25 January 2017

Spanish mobile application developer targeted by angels in January

2016 ended on a fairly encouraging note in terms of the aggregate value of angel investment in European companies, although the year as a whole followed the general pattern witnessed in global M&A, in that a decline was registered on 2015. However, although value could not reach the same heights as the previous year, it was still significantly higher than any other year on record, according to Zephyr, the M&A database published by Bureau van Dijk. Thus far 2017 has started fairly quietly; in January 2017 so far there have been 20 European angel investments worth a combined EUR 37 million. This is down on the 37 deals worth EUR 72 million which were announced in December 2016 and down from the 55 deals worth EUR 160 million signed off in January 2016. However, at the time of writing there are still 11 days to go until the end of the month, meaning that there is still a chance of some high value transactions being signed off and boosting both volume and value for the period. Given that many dealmakers may still be in the process of getting back to full speed after the traditionally quiet period over Christmas and New Year, it may take some time for activity to ramp up and provide a better indication of how the year is likely to shape up. Of the EUR 37 million invested so far in January, EUR 12 million is attributable to a single deal, which is the month’s largest overall.

This once again highlights the difference which a few big transactions can make and emphasises the point that if a few more deals of this level are announced between now and the end of the month, it can mean the difference between a disappointing month and a more promising one.

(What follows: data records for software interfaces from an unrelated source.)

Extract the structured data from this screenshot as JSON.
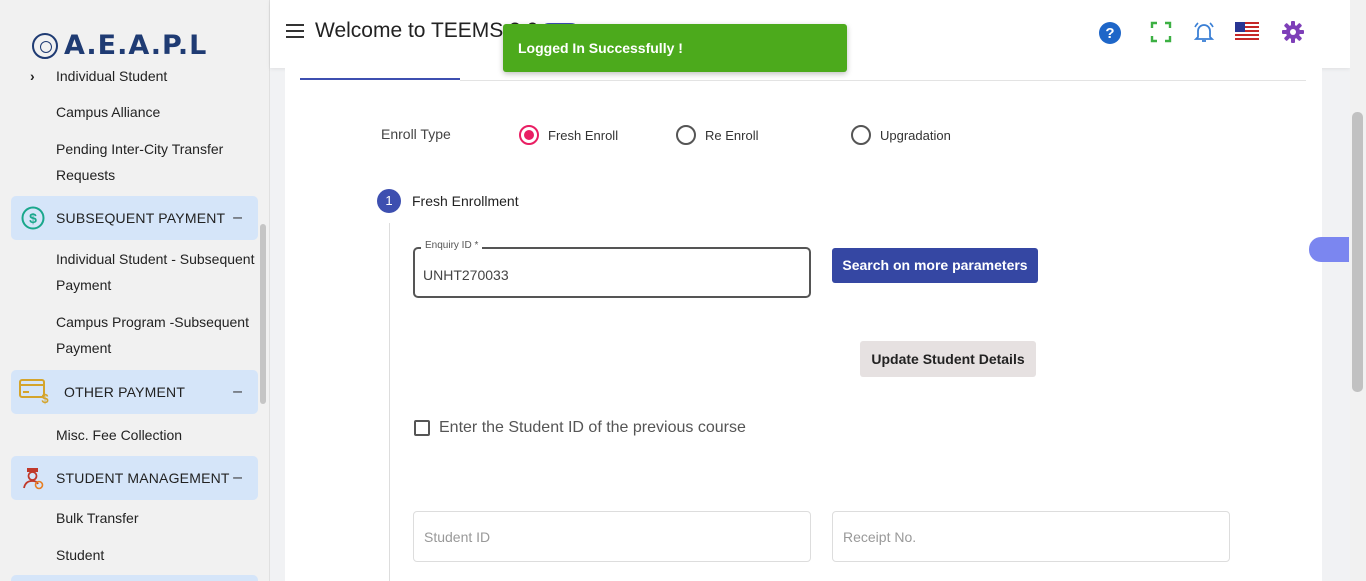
{
  "app": {
    "logo_text": "A.E.A.P.L",
    "title": "Welcome to TEEMS 3.0"
  },
  "toast": {
    "message": "Logged In Successfully !"
  },
  "sidebar": {
    "items": [
      {
        "label": "Individual Student"
      },
      {
        "label": "Campus Alliance"
      },
      {
        "label": "Pending Inter-City Transfer Requests"
      }
    ],
    "sections": [
      {
        "label": "SUBSEQUENT PAYMENT",
        "toggle": "–",
        "children": [
          {
            "label": "Individual Student - Subsequent Payment"
          },
          {
            "label": "Campus Program -Subsequent Payment"
          }
        ]
      },
      {
        "label": "OTHER PAYMENT",
        "toggle": "–",
        "children": [
          {
            "label": "Misc. Fee Collection"
          }
        ]
      },
      {
        "label": "STUDENT MANAGEMENT",
        "toggle": "–",
        "children": [
          {
            "label": "Bulk Transfer"
          },
          {
            "label": "Student"
          }
        ]
      }
    ]
  },
  "header_icons": [
    "help-icon",
    "fullscreen-icon",
    "notification-bell-icon",
    "us-flag-icon",
    "settings-gear-icon"
  ],
  "form": {
    "enroll_type_label": "Enroll Type",
    "enroll_options": [
      {
        "label": "Fresh Enroll",
        "checked": true
      },
      {
        "label": "Re Enroll",
        "checked": false
      },
      {
        "label": "Upgradation",
        "checked": false
      }
    ],
    "step": {
      "number": "1",
      "label": "Fresh Enrollment"
    },
    "enquiry": {
      "label": "Enquiry ID *",
      "value": "UNHT270033"
    },
    "search_button": "Search on more parameters",
    "update_button": "Update Student Details",
    "previous_course_checkbox": {
      "label": "Enter the Student ID of the previous course",
      "checked": false
    },
    "student_id_placeholder": "Student ID",
    "receipt_placeholder": "Receipt No."
  },
  "colors": {
    "primary": "#3547a3",
    "toast_success": "#4caa1c",
    "radio_active": "#e91e63",
    "section_bg": "#d5e5f9"
  }
}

January’s largest transaction featured German online mobile network operator connection data platform zeotap, which raised EUR 12 million via a Series B injection from Capnamic Ventures Verwaltungs, Iris Capital Management, New Science Ventures, HERE Global and angels Seth Schuler, Alex Pentland, Mark Grether and Thomas Duhr.

That deal targeted a software company, which is unsurprising as this is by far and away the sector which is most frequently targeted by angel investors. That being said, many of these involve software development, as opposed to software publishing. Nevertheless, transactions in this field make up a significant portion of January’s top deals. Within software, the companies which feature operate in a number of areas and utilise technology to provide solutions for innumerable problems. One example is Spanish company Celicity, which bills itself as something of a gluten-free social network. Essentially the firm’s application can be used by diners who follow a gluten-free diet to easily locate restaurants and eateries which are able to make allowances for their dietary requirements. On 17th January the firm received EUR 275,000 via a funding round led by an undisclosed family office, various unnamed business angels and undisclosed individuals. Of this amount, EUR 140,000 has already been invested, with the balance expected to follow over the course of the next few months.

As already referenced, software publishers are frequently targeted by angel investors; since the beginning of 2006 some 398 such deals have been announced worldwide. The largest of these was signed off in January 2016, when UK-based online mobile city navigational mapping application provider Citymapper received a EUR 36 million Series B injection from Benchmark Capital and Index Venture Management, as well as angel investors Yuri Milner, Tom Stafford and Michael Lynton. This was followed by another deal from the same month, when Babylon Healthcare Services brought in EUR 23 million from an investment group led by Investment AB Kinnevik and also including Hoxton Ventures, Demis Hassabis and Mustafa Suleyman. Other software providers to have attracted the attention of angel investors since the beginning of 2006 include German women’s fertility tracking application maker BioWink and UK text prediction app provider TouchType.

In conclusion, 2017 has started off more slowly than 2016, which, while it saw significant value invested in European angel investment deals, could not keep pace with 2015. That being said, it is still very early days and as we have seen in the past, it only takes a couple of significant injections to change the course of a month or year. Time will tell whether investors are willing to push values back to their former glories again this year.

© Zephyr